When Patients Ask About Barefoot Running And Minimalist Shoes
- Volume 26 - Issue 5 - May 2013
- 18913 reads
- 3 comments
Dr. Johncock says it is “ill-advised” for podiatrists to vilify barefoot runners just as he feels it is wrong for barefoot running advocates to attempt to make podiatrists villains for prescribing orthoses that they feel will benefit their patients. Dr. Romansky concurs, noting that many individuals have blamed current injury patterns on a shoe type or a shoe company. He feels answers will come through ongoing research on the subject.
“With time, we will (and have already begun) to build a new injury database noting the pattern, type and severity of injuries associated with barefoot running and/or the minimalist shoe movement,” notes Dr. Romansky. “We would be shortsighted or narrow-minded not to think so.”
Drs. Kirby, Romansky and Johncock says there are other silver linings to the recent barefoot running/minimalist shoe movement.
“Overall, the whole barefoot running fad has been a valuable lesson for many runners and many sports medicine podiatrists in that it has clearly demonstrated that popular books and shoe company-sponsored research are no match for the hard facts that come from good science,” notes Dr. Kirby.
“The barefoot running debate has forced me to rethink my perspective on what’s good and what’s bad,” concedes Dr. Johncock. “Let us reexamine the available data.
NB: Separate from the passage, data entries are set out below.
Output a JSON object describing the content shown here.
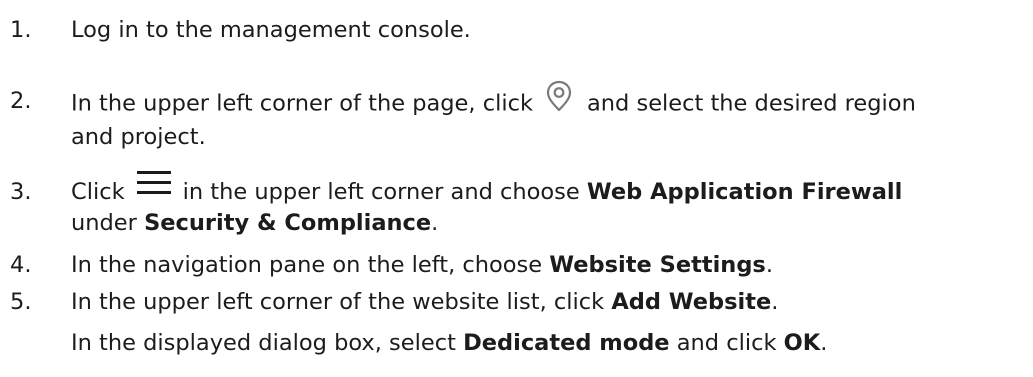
{
  "steps": [
    {
      "num": "1.",
      "text": "Log in to the management console."
    },
    {
      "num": "2.",
      "before": "In the upper left corner of the page, click",
      "after": "and select the desired region",
      "line2": "and project.",
      "icon": "location-pin-icon"
    },
    {
      "num": "3.",
      "before": "Click",
      "after": "in the upper left corner and choose",
      "bold1": "Web Application Firewall",
      "line2_pre": "under",
      "bold2": "Security & Compliance",
      "line2_post": ".",
      "icon": "hamburger-menu-icon"
    },
    {
      "num": "4.",
      "pre": "In the navigation pane on the left, choose",
      "bold": "Website Settings",
      "post": "."
    },
    {
      "num": "5.",
      "pre": "In the upper left corner of the website list, click",
      "bold": "Add Website",
      "post": "."
    }
  ],
  "followup": {
    "pre": "In the displayed dialog box, select",
    "bold1": "Dedicated mode",
    "mid": "and click",
    "bold2": "OK",
    "post": "."
  },
  "colors": {
    "text": "#1c1c1c",
    "pin_icon": "#7a7a7a",
    "menu_icon": "#1a1a1a"
  }
}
Let us create new studies to look at the risks and benefits of new running techniques, shoe types and barefoot running. Do minimalist shoe wearers need orthotics or do these shoes change the type of orthotic which would be beneficial? Will minimalist shoes give better results for those with a neutral gait pattern versus an overpronator?”
Dr. Romansky agrees that the minimalist footwear trend has forced physicians and healthcare providers to “revisit, revamp and reevaluate” current perceptions, and consider what the future holds for shoe technology, shoe design, training habits, training routines and programs of athletes.
“It is a work in progress and an evolution to find the ultimate shoe but we should continue to look at the total athlete,” emphasizes Dr. Romansky. “Certain shoe types will bring out the individual athlete’s weaknesses, muscle/joint imbalances and compensation mechanisms of multiple body parts.”
Dr. Blake is a Fellow and Past President of the American Academy of Podiatric Sports Medicine. He is affiliated with the Center for Sports Medicine at the St. Francis Memorial Hospital in San Francisco.
Dr. Johncock is a Fellow of the American Academy of Podiatric Sports Medicine and is board-certified by the American Board of Podiatric Surgery. He is in private practice in Hickory, N.C.
Dr. Kirby is an Adjunct Associate Professor within the Department of Applied Biomechanics at the California School of Podiatric Medicine at Samuel Merritt University in Oakland, Calif. Dr. Kirby is board-certified by the American Board of Podiatric Medicine, and lectures nationally and internationally on barefoot and shod running biomechanics. He is in private practice in Sacramento, Calif.
Dr. Richie is an Adjunct Associate Professor within the Department of Applied Biomechanics at the California School of Podiatric Medicine at Samuel Merritt University in Oakland, Calif. He is a Fellow and Past President of the American Academy of Podiatric Sports Medicine. Dr. Richie is a Fellow of the American College of Foot and Ankle Surgeons, and the American College of Foot and Ankle Orthopedics and Medicine. He is in private practice in Seal Beach, Calif. Dr. Richie writes a monthly blog for Podiatry Today. One can access his blog at www.podiatrytoday.com/blogs/301 .
Dr. Romansky is a Fellow of the American College of Foot and Ankle Surgeons, and is a Diplomate of the American Board of Podiatric Surgery. He is the team podiatrist for the United States Olympic and World Cup Men’s and Women’s soccer teams. Dr. Romansky is in private practice in Media and Phoenixville, Pa.